         Preferred Name: Department of Psychology

Variant Name: University of Toronto

 

         Use wildcards and Boolean operators in your search.

         You can enter accented characters in the search.

 

Example

You could enter Técnicas or Tecnicas for your search. Searching for Tecnicas returns results for e as well as .

 

         If you know the unique affiliation identifier number for a particular affiliation, you can search for documents associated with that affiliation using the AF-ID (AFFIL) field.

Example

To find affiliations where your search terms occur in the same affiliation, use:
AFFIL(london and hospital)

To find affiliations where both terms appear in a document's affiliation, but not necessarily in the same affiliation, use:
AFFIL(london) and AFFIL (hospital)

 

 

Tip

Affiliation searches only return document fields and not affiliation details. Use the response field prism:url in order to retrieve the Affiliation details.

Affiliation Identification

The Affiliation Identifier distinguishes among affiliations that have similar names by assigning each affiliation a unique number and grouping together all of the documents affiliated with an organization.

This feature is especially useful for distinguishing between institutions or departments that have the same department names such as the Department of Physics.

Additionally, Scopus distinguishes between affiliations that are formatted differently in publications. For example, the same department could appear in a document affiliation as Dept. of Genetics; in another as Department of Genetics; and in another as Genetics Department. Scopus Affiliation Identifier matches the documents from a single organization even if the organization is cited differently.

 

Note

Documents can only be assigned to organizations if the document's citation has sufficient information. For example, if a document is missing or has inaccurate affiliation information, linking it to the appropriate organization is not possible. Individual organizations appear separately on the Make Affiliation Selection page but can be included when you view documents.

 

Field Restriction

 

You can search for a term in a specific field by entering the field name in your search:

field_name (search term)

 

Example

- The search AFFIL(unversity) returns affiliations where the terms appear in the affiliation preferred name, preferred parent name, name variants, city, or country.

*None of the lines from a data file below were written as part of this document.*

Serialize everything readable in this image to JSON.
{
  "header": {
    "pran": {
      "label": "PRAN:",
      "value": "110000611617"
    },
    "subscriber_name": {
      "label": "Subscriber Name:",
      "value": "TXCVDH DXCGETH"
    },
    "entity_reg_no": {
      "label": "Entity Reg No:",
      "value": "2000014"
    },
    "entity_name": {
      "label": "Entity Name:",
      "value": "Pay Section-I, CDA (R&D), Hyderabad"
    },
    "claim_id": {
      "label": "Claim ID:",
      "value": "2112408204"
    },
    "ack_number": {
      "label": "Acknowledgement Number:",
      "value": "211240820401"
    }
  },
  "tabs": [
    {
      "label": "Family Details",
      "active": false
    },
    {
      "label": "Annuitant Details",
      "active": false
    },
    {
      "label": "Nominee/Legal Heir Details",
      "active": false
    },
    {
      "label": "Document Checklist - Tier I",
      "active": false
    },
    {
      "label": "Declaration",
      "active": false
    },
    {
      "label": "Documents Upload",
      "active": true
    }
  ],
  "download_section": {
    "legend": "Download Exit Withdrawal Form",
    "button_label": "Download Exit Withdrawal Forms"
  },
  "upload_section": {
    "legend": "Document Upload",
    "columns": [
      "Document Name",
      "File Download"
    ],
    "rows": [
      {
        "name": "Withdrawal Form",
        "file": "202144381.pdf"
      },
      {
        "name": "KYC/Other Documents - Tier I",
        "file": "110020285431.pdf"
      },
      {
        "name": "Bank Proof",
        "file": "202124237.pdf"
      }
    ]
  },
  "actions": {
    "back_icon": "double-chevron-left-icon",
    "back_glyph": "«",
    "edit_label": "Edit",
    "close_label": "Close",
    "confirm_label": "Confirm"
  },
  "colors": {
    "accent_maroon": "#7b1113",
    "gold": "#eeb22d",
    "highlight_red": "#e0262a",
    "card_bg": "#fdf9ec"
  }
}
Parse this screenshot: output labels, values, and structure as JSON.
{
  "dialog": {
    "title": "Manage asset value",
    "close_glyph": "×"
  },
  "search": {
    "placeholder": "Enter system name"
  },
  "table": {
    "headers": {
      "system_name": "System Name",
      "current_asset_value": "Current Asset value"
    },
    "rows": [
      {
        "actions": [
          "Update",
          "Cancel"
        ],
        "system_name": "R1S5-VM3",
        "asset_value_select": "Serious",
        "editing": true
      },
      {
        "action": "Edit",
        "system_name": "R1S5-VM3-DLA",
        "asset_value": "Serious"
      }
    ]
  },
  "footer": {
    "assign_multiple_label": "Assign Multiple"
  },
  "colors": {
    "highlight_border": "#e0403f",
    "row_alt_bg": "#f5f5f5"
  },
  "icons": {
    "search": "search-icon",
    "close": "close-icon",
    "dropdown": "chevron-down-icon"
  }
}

- The search AF-ID(3000604)returns the affiliation associated with the unique identifier provided.

 

Note

- A limited number of field names are available in Affiliation Search API.

- Enter field names in upper or lower case.

- Make sure to use the correct field name spelling, including hyphens.

- Not all affiliations contain all fields. Searching specific fields may prevent some articles from appearing in your search results.

 

 

Code

Description

Example

AF-ID

Affiliation ID

A unique identification number assigned to organizations affiliated with Scopus affiliations.

Note

-         You cannot search using just the affiliation name. For example entering AF-ID("Harvard Medical School") would not result in a match.

AF-ID("Harvard Medical School" 3000604) or AF-ID(3000604) returns affiliations with Harvard Medical School and variants of that name stored in Scopus.

 

AFFIL

Affiliation

When searching the AFFIL field, you can specify if you want all of your search terms to be found in the same affiliation.

AFFIL is a combined field that searches the following affiliation attributes: preferred name, preferred parent name, name variant, city, and country.

- To find affiliations where your search terms occur in the same affiliation, use:
AFFIL(london and hospital)

- To find affiliations where both terms appear in a affiliation, but not necessarily in the same affiliation, use:
AFFIL (london) and AFFIL (hospital)